[Data excerpts]
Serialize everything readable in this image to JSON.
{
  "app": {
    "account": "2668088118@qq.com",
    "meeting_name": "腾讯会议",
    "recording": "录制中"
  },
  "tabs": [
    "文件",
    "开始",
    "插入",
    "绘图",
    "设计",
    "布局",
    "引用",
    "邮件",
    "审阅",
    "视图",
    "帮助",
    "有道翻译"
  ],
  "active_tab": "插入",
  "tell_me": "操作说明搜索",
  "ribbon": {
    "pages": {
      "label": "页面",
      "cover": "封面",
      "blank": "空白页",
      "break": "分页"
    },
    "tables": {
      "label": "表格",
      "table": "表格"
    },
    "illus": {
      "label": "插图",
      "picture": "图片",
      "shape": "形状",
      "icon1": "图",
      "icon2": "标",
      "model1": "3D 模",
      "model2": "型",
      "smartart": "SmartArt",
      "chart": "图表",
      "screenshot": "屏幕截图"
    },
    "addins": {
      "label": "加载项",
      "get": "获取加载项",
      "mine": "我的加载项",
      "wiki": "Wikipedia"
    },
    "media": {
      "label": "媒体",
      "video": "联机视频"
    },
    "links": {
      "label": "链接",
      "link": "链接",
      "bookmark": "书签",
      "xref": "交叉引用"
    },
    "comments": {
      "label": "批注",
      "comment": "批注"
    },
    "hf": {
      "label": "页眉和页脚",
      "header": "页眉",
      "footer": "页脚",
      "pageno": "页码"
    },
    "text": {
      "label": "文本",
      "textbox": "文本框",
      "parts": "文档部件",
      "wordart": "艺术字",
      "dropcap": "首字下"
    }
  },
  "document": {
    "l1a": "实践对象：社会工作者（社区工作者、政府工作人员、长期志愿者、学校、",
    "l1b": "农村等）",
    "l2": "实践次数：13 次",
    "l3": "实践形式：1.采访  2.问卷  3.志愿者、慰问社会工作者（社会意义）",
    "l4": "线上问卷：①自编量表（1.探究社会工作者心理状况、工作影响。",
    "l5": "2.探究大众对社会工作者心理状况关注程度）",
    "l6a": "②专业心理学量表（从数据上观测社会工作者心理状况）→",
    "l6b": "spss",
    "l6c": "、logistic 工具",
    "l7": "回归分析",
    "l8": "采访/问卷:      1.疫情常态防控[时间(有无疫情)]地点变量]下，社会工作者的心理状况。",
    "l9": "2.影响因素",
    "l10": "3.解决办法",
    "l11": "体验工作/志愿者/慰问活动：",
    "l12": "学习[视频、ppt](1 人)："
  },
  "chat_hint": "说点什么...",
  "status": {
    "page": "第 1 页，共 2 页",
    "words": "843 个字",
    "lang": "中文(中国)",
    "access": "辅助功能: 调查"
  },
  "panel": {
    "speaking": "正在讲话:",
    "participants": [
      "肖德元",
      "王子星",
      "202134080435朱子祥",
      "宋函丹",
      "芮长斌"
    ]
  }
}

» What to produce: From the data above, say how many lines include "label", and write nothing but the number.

» Answer box: 9